The Indian Act’s restrictions on the transfer of reserve land to third parties actually cause a variety of problems for First Nations. It is difficult to get a mortgage or loan for economic development when you cannot offer the land as collateral. Imagine negotiating for a mortgage when the bank cannot foreclose on your land?
The “corrupt chief” narrative stokes race-based or racist tensions that exist in Canada, which are often at the root of the violent reality faced by indigenous people today, especially LGBTQ and two-spirited people, women, and children. Read the comment sections of the media coverage about Chief Giesbrecht. The responses often refer to untrue, stereotypical narratives applied across the board to all indigenous communities.

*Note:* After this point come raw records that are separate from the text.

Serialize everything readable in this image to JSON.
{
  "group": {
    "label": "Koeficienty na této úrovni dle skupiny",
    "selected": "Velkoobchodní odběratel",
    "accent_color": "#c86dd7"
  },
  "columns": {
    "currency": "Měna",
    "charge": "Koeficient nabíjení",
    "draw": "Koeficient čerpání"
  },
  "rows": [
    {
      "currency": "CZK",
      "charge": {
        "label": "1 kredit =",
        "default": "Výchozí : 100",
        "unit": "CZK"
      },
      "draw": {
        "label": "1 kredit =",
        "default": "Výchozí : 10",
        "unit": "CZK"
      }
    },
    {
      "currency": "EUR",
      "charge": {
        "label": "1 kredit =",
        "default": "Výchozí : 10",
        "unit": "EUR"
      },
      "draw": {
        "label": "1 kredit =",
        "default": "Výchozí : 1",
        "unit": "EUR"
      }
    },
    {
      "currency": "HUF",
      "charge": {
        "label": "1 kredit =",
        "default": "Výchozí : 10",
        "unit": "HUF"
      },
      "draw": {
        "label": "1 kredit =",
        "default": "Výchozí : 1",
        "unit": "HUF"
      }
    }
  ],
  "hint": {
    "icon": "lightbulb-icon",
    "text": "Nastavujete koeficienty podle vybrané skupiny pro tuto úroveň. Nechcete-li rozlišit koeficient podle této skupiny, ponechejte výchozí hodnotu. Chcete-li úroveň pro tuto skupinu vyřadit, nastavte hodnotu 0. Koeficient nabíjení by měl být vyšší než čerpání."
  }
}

A key problem with “corrupt chief” stories has to do with the context that they are operating in. People generally interpret and understand news stories through their own belief systems, which unfortunately often includes untrue stereotypes about indigenous people and indigenous governance.

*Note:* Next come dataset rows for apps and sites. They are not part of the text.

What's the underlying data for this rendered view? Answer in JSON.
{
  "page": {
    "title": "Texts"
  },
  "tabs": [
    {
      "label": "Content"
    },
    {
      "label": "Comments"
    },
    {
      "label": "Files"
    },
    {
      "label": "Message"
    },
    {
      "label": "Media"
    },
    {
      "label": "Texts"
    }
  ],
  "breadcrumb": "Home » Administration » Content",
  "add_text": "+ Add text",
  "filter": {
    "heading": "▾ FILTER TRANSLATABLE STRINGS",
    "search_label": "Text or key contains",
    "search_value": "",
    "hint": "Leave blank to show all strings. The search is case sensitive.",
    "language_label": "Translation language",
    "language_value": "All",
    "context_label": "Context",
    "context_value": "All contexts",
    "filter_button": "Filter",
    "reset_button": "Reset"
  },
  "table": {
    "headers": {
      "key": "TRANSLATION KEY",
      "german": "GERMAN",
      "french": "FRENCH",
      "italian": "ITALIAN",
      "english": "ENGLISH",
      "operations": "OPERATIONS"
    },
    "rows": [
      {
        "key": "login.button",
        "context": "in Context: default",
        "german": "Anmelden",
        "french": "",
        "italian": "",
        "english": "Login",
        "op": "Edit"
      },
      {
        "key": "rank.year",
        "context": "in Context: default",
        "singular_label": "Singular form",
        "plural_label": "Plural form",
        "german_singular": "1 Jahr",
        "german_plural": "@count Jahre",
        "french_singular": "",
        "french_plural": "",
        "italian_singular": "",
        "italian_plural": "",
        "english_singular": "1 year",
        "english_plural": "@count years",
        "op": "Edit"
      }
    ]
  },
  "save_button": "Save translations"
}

Intentionally or not, “corrupt chief” stories end up twisting and obscuring public opinion away from the real, complicated challenges that indigenous people face. For example, these stories feed into the misconception that indigenous people are to blame for their own challenges. The reality is that colonialism has been an unwanted, violent experience that has caused long-term, lasting effects.
Canada is less than 100 years away from making it illegal for First Nation children to attend any education institution that was not a residential school. Then in 1933, Canada changed the law further so that residential school principals assumed the legal guardianship of First Nation children attending residential schools. The last residential school did not close until 1996.
The devastating effects of residential schools continue today, likely laying the foundation for many of the challenges that First Nations disproportionately face, including incarceration, violence, and substance abuse. Many children died, were abused, and were completely separated from their family, culture, and identity.
Cursory reporting on “corrupt chief” stories obscure this point, painting First Nations’ governance with an underserving, broad brush that ignores the good, hard work that many chiefs across Canada are doing, often for paltry pay. These stories—like many stories of people getting along and doing their job—are unfortunately less headline worthy.
The writer would like to thank the indigenous people and lawyers he spoke with for their valuable insight and contributions to this article, and respects their request not to be quoted.